Your instructions
Below are records; the lines starting at the one with "Parse this screenshot: output" and ending at the one with "Extract the structured" must be reproduced exactly, both included. Pictures must not appear.

# # # # # # #

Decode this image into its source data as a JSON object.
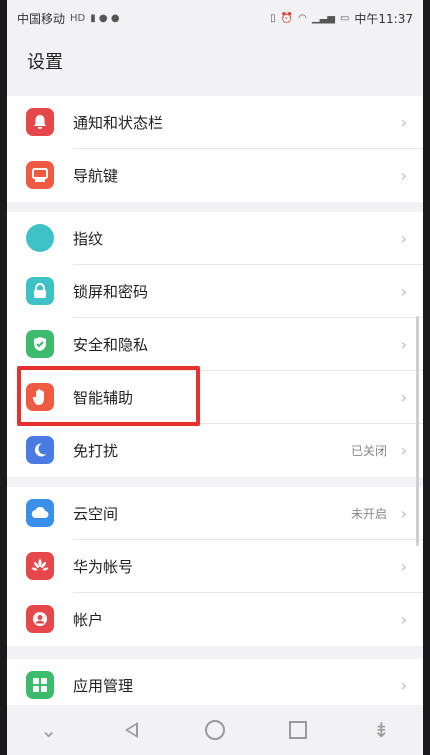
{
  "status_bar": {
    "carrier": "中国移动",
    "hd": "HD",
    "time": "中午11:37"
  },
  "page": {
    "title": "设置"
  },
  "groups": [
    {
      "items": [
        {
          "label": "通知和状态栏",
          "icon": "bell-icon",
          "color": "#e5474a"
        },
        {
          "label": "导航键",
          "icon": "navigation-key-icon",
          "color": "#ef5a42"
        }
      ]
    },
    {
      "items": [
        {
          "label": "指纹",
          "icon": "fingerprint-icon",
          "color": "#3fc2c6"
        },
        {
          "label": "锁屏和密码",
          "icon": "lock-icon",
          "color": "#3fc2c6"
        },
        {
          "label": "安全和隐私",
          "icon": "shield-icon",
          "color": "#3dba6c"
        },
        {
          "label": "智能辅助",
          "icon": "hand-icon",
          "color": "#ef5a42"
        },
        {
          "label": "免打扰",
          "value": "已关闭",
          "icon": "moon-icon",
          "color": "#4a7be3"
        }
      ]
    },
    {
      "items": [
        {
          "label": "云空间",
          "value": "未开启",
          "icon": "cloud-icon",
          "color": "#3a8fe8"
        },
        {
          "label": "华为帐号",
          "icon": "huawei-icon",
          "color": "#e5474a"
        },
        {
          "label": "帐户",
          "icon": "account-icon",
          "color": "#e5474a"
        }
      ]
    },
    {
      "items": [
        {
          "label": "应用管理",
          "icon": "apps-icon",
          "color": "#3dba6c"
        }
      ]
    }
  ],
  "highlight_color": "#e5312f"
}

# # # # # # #

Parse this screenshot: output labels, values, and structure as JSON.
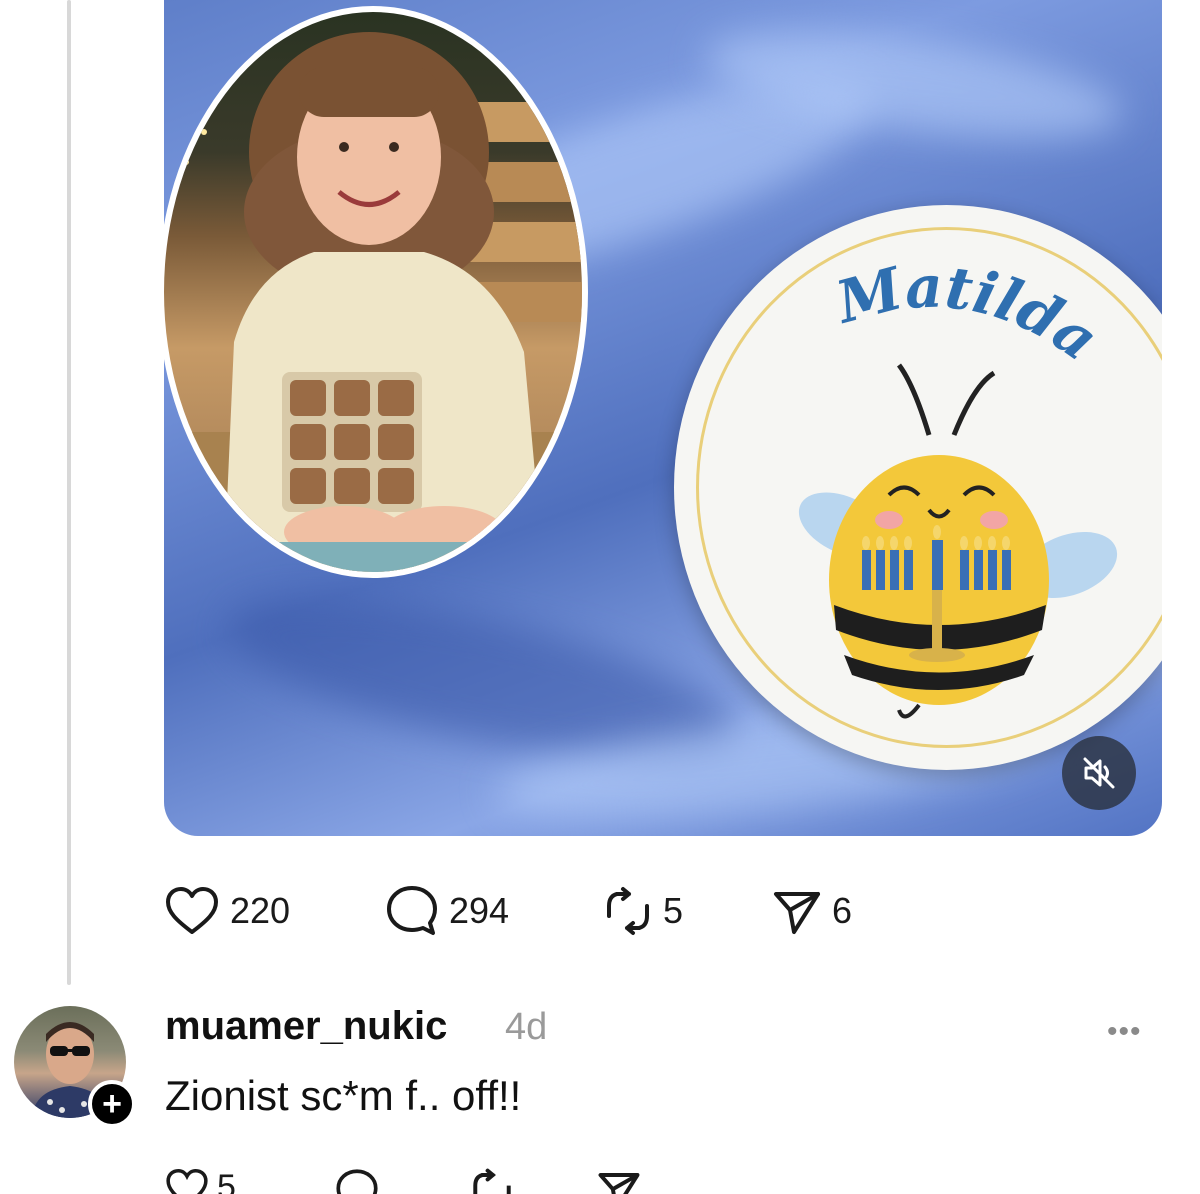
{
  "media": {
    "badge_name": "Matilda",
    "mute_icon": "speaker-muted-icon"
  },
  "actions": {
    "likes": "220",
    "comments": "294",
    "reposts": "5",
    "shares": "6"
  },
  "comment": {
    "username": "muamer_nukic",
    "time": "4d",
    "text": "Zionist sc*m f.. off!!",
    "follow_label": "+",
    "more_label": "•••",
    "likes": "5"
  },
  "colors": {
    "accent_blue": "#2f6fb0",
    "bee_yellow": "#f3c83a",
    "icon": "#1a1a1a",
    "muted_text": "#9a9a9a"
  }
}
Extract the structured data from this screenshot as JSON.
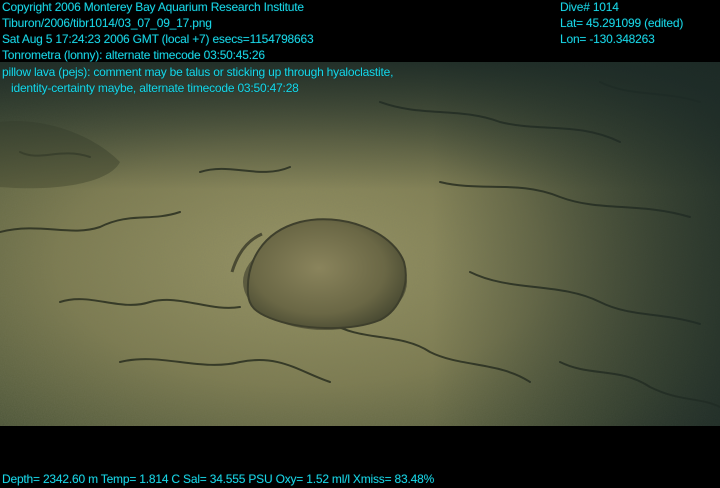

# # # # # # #

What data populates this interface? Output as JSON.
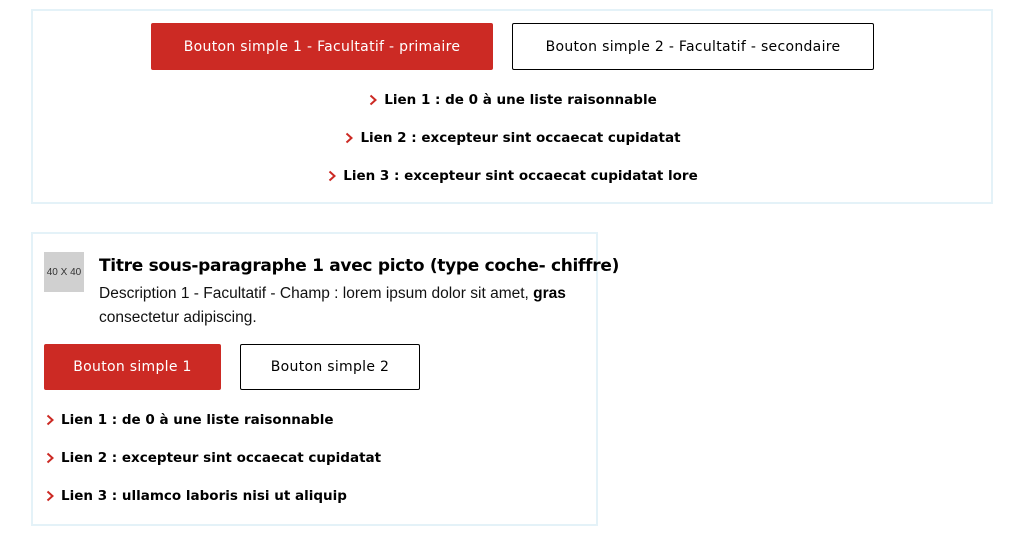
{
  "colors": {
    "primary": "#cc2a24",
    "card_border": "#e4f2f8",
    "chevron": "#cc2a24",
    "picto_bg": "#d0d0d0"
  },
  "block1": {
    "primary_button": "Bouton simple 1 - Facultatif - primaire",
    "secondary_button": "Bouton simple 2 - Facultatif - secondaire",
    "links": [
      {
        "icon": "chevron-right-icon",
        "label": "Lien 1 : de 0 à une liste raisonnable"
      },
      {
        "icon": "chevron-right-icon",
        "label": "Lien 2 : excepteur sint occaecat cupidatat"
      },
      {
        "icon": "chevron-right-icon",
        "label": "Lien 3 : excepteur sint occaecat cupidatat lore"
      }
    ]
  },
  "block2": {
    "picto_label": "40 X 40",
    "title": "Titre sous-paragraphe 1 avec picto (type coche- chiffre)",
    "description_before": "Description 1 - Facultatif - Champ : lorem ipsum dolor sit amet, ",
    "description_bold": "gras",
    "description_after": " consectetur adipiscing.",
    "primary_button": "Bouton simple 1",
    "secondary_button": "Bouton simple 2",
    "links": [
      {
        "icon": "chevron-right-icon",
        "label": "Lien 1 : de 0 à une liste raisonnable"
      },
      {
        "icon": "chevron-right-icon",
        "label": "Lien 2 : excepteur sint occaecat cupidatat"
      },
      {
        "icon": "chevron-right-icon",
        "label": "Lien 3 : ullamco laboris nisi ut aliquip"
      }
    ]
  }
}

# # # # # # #

Your response
Parse this screenshot: output labels, values, and structure as JSON.
{
  "media": {
    "badge_name": "Matilda",
    "mute_icon": "speaker-muted-icon"
  },
  "actions": {
    "likes": "220",
    "comments": "294",
    "reposts": "5",
    "shares": "6"
  },
  "comment": {
    "username": "muamer_nukic",
    "time": "4d",
    "text": "Zionist sc*m f.. off!!",
    "follow_label": "+",
    "more_label": "•••",
    "likes": "5"
  },
  "colors": {
    "accent_blue": "#2f6fb0",
    "bee_yellow": "#f3c83a",
    "icon": "#1a1a1a",
    "muted_text": "#9a9a9a"
  }
}
Extract the structured data from this screenshot as JSON.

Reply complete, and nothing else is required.